This roomy block completely sheathed our entire winning knife set using just one of its two sides—and quite securely, thanks to long, medium-strength magnet bars. Heavy, with a grippy base, this block was very stable. An acrylic guard made this model extra-safe but also made it a little trickier to insert knives and to clean; the wood block itself showed some minor cosmetic scratching during use.


Schmidt Brothers Midtown Block

This smaller version of the Downtown Block secured all our knives nicely, though the blade of the slicing knife stuck out a bit. With a base lined with grippy material, this block was very stable. An acrylic guard afforded extra protection against contact with blades but made it a little harder to insert knives and to clean; the wood itself got a little scratched during use.

Recommended with Reservations

Swissmar Bamboo Magnetic Knife Block

This small, scratch-resistant model had a stable, rubber-lined base and could hold all our knives, though the blade of the 12-inch slicing knife stuck out a bit. But inch-long gaps between its small magnets made coverage uneven and forced us to find the magnetic hot spots in order to secure the knives. Its acrylic guard made it safer to use but harder to insert knives and to clean.

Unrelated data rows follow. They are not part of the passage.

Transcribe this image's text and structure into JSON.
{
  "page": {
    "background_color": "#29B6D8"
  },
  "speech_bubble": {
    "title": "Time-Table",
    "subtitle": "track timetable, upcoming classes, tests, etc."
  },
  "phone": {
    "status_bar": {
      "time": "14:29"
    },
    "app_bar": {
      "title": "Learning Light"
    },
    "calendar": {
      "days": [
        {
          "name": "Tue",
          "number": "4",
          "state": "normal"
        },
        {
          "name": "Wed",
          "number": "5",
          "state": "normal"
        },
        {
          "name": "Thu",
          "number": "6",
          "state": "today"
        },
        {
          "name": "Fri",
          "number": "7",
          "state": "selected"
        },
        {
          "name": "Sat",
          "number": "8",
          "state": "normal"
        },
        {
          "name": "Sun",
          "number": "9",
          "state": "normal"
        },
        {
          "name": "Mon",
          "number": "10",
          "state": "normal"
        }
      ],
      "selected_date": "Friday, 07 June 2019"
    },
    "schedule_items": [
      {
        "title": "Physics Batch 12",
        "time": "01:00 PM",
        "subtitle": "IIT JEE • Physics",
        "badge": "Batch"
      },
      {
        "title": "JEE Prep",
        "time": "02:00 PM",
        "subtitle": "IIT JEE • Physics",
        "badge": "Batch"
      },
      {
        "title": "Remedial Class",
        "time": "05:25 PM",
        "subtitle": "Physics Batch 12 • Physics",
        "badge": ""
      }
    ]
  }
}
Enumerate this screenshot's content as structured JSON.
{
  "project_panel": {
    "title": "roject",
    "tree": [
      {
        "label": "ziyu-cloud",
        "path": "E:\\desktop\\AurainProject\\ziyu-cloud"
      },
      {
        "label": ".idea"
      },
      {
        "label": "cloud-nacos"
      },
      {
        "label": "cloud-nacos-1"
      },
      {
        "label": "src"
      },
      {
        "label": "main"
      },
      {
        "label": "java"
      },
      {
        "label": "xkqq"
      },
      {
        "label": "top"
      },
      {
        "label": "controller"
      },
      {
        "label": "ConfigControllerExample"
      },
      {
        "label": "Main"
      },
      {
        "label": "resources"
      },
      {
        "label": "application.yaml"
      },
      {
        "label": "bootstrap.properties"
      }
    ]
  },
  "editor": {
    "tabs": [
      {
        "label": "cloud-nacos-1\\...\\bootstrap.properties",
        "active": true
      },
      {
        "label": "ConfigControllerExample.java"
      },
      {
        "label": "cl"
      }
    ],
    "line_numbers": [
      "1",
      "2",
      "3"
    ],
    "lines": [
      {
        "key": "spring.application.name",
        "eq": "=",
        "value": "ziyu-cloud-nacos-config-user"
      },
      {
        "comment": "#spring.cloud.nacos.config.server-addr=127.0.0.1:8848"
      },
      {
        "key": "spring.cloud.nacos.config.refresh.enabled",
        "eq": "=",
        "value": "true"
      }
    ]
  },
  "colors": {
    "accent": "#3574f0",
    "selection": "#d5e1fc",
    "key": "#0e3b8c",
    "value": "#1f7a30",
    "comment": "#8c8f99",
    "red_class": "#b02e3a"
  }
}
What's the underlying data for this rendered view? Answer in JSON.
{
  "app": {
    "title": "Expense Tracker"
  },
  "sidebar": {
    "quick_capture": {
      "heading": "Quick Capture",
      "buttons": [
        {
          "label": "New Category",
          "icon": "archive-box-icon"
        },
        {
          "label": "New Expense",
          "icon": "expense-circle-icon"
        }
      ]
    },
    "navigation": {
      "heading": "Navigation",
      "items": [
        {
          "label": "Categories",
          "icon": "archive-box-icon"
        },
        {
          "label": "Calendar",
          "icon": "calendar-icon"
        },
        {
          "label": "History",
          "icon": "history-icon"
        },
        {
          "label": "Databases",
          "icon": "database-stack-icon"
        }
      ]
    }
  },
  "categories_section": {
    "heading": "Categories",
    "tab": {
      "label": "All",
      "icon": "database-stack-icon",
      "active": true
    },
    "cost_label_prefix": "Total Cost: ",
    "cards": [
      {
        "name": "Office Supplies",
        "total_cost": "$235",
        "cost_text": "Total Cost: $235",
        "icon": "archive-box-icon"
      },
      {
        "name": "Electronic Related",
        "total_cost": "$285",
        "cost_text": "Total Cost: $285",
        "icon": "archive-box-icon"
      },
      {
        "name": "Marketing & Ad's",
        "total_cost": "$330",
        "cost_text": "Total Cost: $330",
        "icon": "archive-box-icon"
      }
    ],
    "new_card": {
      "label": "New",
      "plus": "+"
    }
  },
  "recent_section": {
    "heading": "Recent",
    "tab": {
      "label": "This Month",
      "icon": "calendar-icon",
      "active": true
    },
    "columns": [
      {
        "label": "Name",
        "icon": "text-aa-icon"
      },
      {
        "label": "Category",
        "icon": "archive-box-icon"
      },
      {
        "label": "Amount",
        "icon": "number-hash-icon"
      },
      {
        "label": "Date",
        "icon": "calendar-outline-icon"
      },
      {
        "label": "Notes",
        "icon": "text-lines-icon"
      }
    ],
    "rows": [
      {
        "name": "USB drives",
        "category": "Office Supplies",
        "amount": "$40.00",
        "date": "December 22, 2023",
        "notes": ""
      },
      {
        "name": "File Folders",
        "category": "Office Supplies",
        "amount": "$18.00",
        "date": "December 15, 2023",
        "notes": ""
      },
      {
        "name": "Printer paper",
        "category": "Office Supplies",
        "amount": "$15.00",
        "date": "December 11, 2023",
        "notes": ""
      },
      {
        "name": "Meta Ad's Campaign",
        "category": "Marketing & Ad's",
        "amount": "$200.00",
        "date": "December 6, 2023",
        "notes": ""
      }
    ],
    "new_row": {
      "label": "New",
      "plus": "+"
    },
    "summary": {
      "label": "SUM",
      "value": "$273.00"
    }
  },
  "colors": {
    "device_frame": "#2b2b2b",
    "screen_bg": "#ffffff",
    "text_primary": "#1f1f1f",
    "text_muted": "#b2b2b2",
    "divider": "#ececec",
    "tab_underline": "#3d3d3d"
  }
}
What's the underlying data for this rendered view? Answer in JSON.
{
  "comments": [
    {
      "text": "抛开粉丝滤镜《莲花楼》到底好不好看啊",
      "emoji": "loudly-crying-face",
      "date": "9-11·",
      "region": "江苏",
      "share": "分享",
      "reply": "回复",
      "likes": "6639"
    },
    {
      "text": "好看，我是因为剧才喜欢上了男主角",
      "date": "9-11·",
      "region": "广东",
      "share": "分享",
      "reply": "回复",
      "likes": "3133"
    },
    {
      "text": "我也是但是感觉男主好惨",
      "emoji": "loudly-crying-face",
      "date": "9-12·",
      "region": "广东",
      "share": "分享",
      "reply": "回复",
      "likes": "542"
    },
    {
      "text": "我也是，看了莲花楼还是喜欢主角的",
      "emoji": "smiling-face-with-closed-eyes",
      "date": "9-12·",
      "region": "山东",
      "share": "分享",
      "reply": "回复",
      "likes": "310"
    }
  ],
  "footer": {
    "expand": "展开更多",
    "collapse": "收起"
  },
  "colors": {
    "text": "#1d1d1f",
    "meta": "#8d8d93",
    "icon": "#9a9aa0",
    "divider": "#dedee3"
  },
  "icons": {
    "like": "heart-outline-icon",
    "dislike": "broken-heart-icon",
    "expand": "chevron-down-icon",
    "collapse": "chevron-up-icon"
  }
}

Not Recommended

Messermeister Walnut Magnet Block

This handsome block was done in by its shape—a tippy, top-heavy quarter-circle that wasn’t tall or broad enough to keep the blades of three knives from poking out. It lacked a nonslip base, and its extra-strong magnets made it unnerving to attach or remove our heavy cleaver. Finally, it got a bit scratched after extensive use.


Epicurean Standing Knife Rack 12"

This magnetic block sheathed all our knives completely, though with a bit of crowding. But it was hard to insert each knife without hitting the block’s decorative slats on way down, and because the block was light and narrow, it wobbled when bumped. Worse, we couldn’t take it apart, so splatters that hit the interior were there to stay. Additionally, the outside stained easily, and when we wiped it down, the unit smelled like wet dog.


Kapoosh Rondelle Knife Block

This model stabilized knives with a mass of stiff, spaghetti-like bristles that shed and nicked easily after extensive use, covering our knives with plastic debris. While all our knives fit securely, several of the blades stuck out, making this unit feel less safe overall. Finally, though the bristles could be removed and cleaned in the dishwasher, their nooks and crannies made this block hard to wash by hand.


Kuhn Rikon Vision Knife Block, Clear

This plastic block required us to aim each knife into the folds of an accordion-pleated insert that was removable for easy cleaning but got nicked easily with repeated use. Because we could only insert the knives vertically, longer knife blades stuck out; a cleaver was too wide to fit. The lightest model in our lineup, this block was dangerously top-heavy when loaded with knives.